=== Begin Enclosure ===
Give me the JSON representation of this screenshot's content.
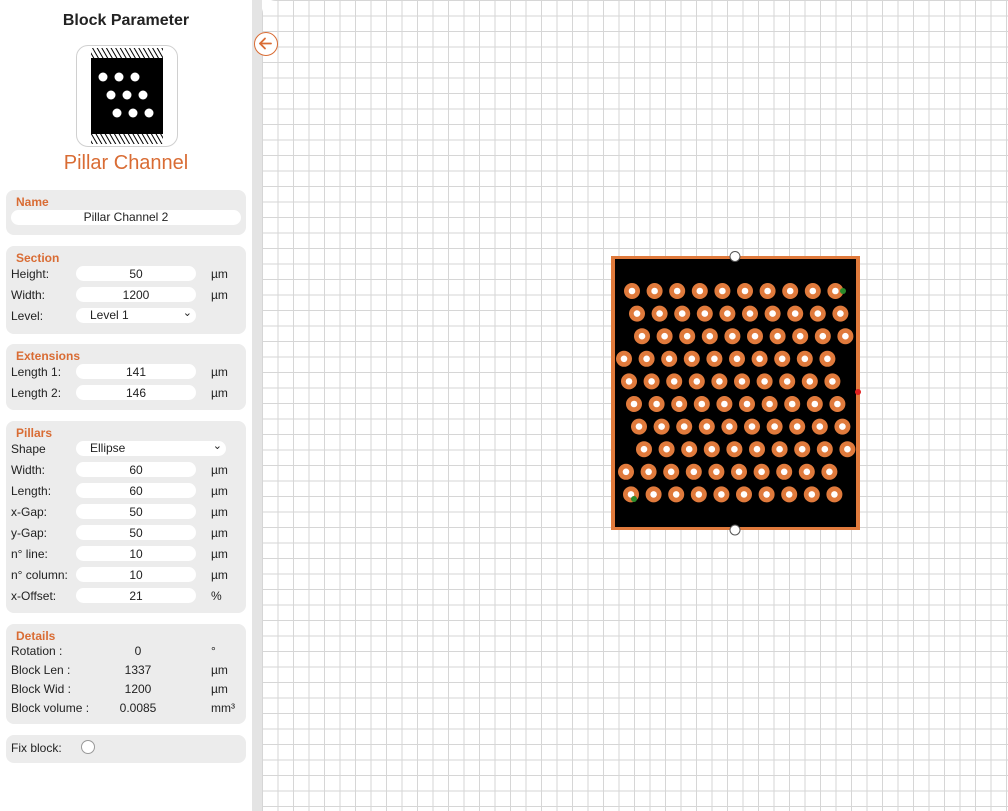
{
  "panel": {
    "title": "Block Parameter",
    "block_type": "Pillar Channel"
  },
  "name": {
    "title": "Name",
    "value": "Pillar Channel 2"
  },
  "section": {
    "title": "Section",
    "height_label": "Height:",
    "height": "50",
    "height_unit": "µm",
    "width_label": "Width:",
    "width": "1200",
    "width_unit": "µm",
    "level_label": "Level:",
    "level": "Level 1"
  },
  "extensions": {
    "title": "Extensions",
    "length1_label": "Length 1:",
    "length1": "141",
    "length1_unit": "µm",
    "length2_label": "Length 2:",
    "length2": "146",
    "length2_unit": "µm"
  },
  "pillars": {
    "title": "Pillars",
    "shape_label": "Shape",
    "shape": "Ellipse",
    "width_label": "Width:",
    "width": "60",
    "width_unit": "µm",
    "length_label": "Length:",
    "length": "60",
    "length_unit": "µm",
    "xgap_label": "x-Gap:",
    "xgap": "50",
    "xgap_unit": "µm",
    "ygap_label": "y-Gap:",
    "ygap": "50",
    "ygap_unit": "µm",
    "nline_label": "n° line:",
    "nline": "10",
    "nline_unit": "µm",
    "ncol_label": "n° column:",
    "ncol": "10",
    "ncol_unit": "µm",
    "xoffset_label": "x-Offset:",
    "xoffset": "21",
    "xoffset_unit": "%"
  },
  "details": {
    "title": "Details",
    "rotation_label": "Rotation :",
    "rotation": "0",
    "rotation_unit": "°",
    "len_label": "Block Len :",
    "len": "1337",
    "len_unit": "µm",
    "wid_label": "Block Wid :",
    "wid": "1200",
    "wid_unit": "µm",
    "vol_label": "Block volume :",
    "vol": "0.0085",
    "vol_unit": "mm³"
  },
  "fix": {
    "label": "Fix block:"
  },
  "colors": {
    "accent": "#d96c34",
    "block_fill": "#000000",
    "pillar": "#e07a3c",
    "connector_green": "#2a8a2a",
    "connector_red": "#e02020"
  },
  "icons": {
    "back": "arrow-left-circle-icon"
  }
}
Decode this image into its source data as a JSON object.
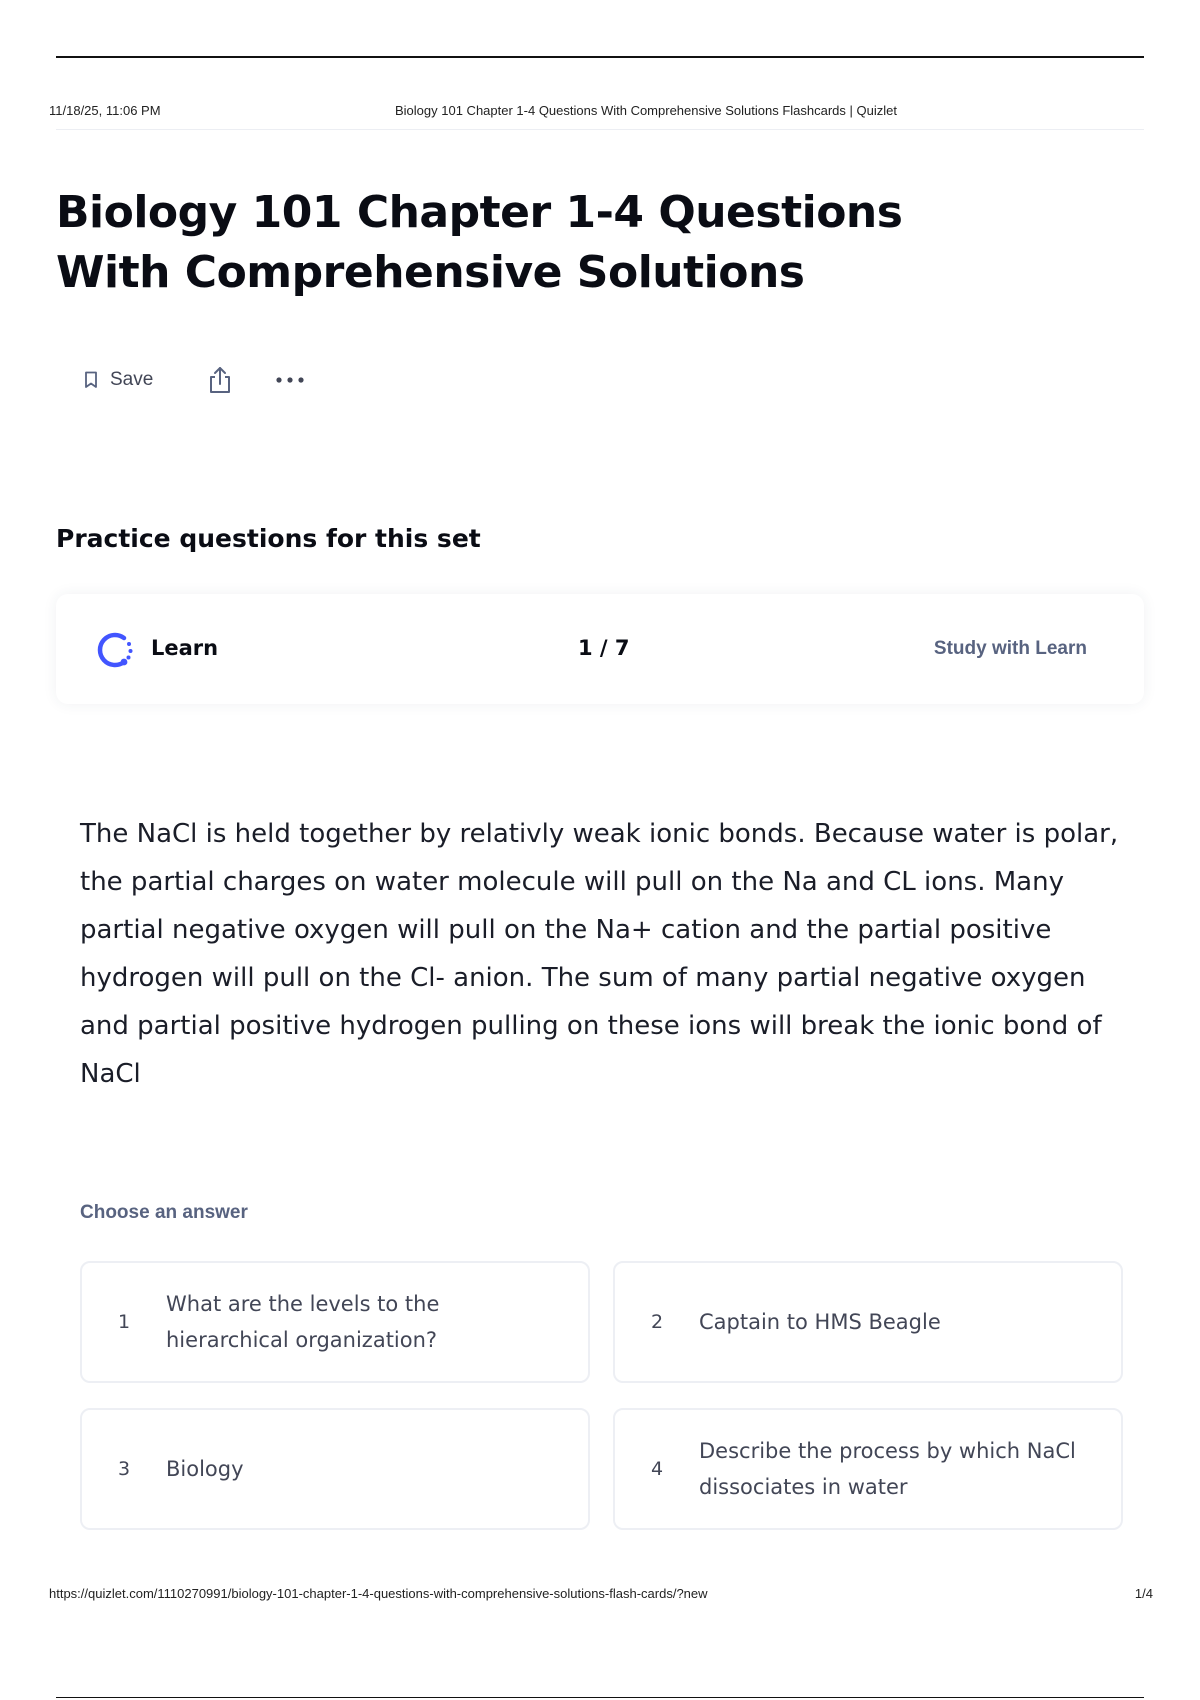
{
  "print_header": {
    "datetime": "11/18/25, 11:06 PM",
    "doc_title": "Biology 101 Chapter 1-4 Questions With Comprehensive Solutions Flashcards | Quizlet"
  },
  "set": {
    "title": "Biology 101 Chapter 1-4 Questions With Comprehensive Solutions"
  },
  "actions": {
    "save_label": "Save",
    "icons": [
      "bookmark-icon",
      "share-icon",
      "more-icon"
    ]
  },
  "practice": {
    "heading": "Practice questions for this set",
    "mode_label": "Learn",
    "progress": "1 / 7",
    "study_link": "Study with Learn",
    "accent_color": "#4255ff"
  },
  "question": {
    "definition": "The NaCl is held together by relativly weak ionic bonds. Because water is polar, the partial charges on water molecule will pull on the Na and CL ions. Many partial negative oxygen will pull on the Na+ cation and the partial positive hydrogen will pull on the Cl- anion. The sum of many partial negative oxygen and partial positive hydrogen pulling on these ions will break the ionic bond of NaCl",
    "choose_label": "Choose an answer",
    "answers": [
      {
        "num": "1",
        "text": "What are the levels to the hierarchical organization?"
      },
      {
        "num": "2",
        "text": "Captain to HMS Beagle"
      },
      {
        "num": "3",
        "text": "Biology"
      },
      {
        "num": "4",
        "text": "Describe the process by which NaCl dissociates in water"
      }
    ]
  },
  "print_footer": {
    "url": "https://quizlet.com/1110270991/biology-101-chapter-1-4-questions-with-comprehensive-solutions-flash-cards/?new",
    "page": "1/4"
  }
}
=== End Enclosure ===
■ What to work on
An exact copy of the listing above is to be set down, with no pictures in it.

■ Task response
Give me the JSON representation of this screenshot's content.
{
  "panel": {
    "title": "Block Parameter",
    "block_type": "Pillar Channel"
  },
  "name": {
    "title": "Name",
    "value": "Pillar Channel 2"
  },
  "section": {
    "title": "Section",
    "height_label": "Height:",
    "height": "50",
    "height_unit": "µm",
    "width_label": "Width:",
    "width": "1200",
    "width_unit": "µm",
    "level_label": "Level:",
    "level": "Level 1"
  },
  "extensions": {
    "title": "Extensions",
    "length1_label": "Length 1:",
    "length1": "141",
    "length1_unit": "µm",
    "length2_label": "Length 2:",
    "length2": "146",
    "length2_unit": "µm"
  },
  "pillars": {
    "title": "Pillars",
    "shape_label": "Shape",
    "shape": "Ellipse",
    "width_label": "Width:",
    "width": "60",
    "width_unit": "µm",
    "length_label": "Length:",
    "length": "60",
    "length_unit": "µm",
    "xgap_label": "x-Gap:",
    "xgap": "50",
    "xgap_unit": "µm",
    "ygap_label": "y-Gap:",
    "ygap": "50",
    "ygap_unit": "µm",
    "nline_label": "n° line:",
    "nline": "10",
    "nline_unit": "µm",
    "ncol_label": "n° column:",
    "ncol": "10",
    "ncol_unit": "µm",
    "xoffset_label": "x-Offset:",
    "xoffset": "21",
    "xoffset_unit": "%"
  },
  "details": {
    "title": "Details",
    "rotation_label": "Rotation :",
    "rotation": "0",
    "rotation_unit": "°",
    "len_label": "Block Len :",
    "len": "1337",
    "len_unit": "µm",
    "wid_label": "Block Wid :",
    "wid": "1200",
    "wid_unit": "µm",
    "vol_label": "Block volume :",
    "vol": "0.0085",
    "vol_unit": "mm³"
  },
  "fix": {
    "label": "Fix block:"
  },
  "colors": {
    "accent": "#d96c34",
    "block_fill": "#000000",
    "pillar": "#e07a3c",
    "connector_green": "#2a8a2a",
    "connector_red": "#e02020"
  },
  "icons": {
    "back": "arrow-left-circle-icon"
  }
}
Decode this image into its source data as a JSON object.
{
  "print_header": {
    "datetime": "11/18/25, 11:06 PM",
    "doc_title": "Biology 101 Chapter 1-4 Questions With Comprehensive Solutions Flashcards | Quizlet"
  },
  "set": {
    "title": "Biology 101 Chapter 1-4 Questions With Comprehensive Solutions"
  },
  "actions": {
    "save_label": "Save",
    "icons": [
      "bookmark-icon",
      "share-icon",
      "more-icon"
    ]
  },
  "practice": {
    "heading": "Practice questions for this set",
    "mode_label": "Learn",
    "progress": "1 / 7",
    "study_link": "Study with Learn",
    "accent_color": "#4255ff"
  },
  "question": {
    "definition": "The NaCl is held together by relativly weak ionic bonds. Because water is polar, the partial charges on water molecule will pull on the Na and CL ions. Many partial negative oxygen will pull on the Na+ cation and the partial positive hydrogen will pull on the Cl- anion. The sum of many partial negative oxygen and partial positive hydrogen pulling on these ions will break the ionic bond of NaCl",
    "choose_label": "Choose an answer",
    "answers": [
      {
        "num": "1",
        "text": "What are the levels to the hierarchical organization?"
      },
      {
        "num": "2",
        "text": "Captain to HMS Beagle"
      },
      {
        "num": "3",
        "text": "Biology"
      },
      {
        "num": "4",
        "text": "Describe the process by which NaCl dissociates in water"
      }
    ]
  },
  "print_footer": {
    "url": "https://quizlet.com/1110270991/biology-101-chapter-1-4-questions-with-comprehensive-solutions-flash-cards/?new",
    "page": "1/4"
  }
}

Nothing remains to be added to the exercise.